You may wonder how we know what the standard of care is. When a sick person is in the hospital, he just wants to get better. He often feels that he is at the mercy of the medical staff. Unfortunately, a hospital visit can be one of the least empowering things a person experiences. In an effort to get better, the patient begins to place their trust in the medical staff. Everything from a trip to the restroom, a glass of water and a meal may require assistance from the hospital staff. The doctors are determining everything from which diagnostic tests to order to what medicine or surgery to administer. The doctor is taking the patient's individual circumstances into consideration.
In the event of medical malpractice litigation, an expert will provide testimony regarding the standard of care, which will be compared to what the testimony is in the particular case. The expert has to be qualified by meeting the following requirements: (1) the expert is familiar with the standards of care applicable to a reasonably well-qualified physician in the same or similar locality of treatment or (2) certain nationally uniform, minimum standard[s] exist despite the locality of treatment, and the expert is familiar with those standards.

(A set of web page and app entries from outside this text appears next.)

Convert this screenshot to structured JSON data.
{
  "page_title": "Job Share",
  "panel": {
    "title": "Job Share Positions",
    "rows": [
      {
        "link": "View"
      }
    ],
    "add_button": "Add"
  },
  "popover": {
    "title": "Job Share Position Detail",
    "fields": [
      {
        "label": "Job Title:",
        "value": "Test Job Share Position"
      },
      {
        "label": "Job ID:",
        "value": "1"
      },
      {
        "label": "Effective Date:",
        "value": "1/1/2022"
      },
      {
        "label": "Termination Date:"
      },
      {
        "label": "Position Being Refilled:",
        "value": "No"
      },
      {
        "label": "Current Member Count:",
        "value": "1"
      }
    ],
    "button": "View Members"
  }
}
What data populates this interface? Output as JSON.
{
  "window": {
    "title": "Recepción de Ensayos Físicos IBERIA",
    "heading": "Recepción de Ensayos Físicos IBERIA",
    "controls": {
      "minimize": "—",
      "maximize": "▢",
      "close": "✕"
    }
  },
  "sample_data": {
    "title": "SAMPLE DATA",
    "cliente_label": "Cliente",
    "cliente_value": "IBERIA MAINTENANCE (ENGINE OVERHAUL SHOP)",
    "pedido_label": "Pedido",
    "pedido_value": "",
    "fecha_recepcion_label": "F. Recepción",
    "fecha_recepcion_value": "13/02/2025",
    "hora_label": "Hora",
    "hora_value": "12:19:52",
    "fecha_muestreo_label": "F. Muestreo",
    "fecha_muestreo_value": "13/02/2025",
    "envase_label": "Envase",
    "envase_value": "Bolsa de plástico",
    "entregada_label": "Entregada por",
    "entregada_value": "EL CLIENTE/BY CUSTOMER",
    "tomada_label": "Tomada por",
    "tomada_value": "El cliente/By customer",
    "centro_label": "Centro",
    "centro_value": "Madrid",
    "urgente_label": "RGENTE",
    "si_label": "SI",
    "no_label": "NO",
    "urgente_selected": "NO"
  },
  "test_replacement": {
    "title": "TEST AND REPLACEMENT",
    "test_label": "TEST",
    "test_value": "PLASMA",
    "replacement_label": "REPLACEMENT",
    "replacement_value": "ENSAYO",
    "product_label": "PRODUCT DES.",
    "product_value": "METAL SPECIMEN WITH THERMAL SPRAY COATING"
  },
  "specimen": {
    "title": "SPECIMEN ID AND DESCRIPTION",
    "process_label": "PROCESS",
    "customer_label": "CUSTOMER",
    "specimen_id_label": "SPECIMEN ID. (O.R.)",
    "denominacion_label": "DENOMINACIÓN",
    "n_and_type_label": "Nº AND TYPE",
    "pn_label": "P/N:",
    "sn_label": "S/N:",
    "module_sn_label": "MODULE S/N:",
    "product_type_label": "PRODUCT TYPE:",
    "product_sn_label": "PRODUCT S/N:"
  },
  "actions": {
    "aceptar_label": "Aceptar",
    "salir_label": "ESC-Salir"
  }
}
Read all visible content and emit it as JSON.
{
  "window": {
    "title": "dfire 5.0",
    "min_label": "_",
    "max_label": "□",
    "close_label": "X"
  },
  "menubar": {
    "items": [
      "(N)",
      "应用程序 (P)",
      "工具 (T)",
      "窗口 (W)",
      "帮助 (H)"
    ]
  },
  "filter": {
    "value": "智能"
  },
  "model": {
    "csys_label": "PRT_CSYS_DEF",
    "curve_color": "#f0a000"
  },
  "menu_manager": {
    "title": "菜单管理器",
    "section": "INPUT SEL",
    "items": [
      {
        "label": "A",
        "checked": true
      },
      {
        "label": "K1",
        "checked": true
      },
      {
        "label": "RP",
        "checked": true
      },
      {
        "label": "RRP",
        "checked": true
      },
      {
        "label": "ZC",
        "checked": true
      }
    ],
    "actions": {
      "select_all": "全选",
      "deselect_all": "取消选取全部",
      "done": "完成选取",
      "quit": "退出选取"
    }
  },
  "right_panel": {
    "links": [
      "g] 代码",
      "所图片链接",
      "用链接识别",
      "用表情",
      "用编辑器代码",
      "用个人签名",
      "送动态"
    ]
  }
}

The standard of care is not perfect care. In fairness to doctors and nurses who give their patients there all, many patients arrive at the hospital with very serious conditions that the medical team give their greatest attention to and the patient does not heal. Yet in other cases, we have to ask whether more should have been done. Should a CT scan have been ordered? Should more detail have been read in a radiology report? If these are questions that you are asking about your recent medical care or about the care of a loved one, contact our experienced medical malpractice attorneys so we can help you to decipher the medical records to find out if you have a valid medical malpractice case.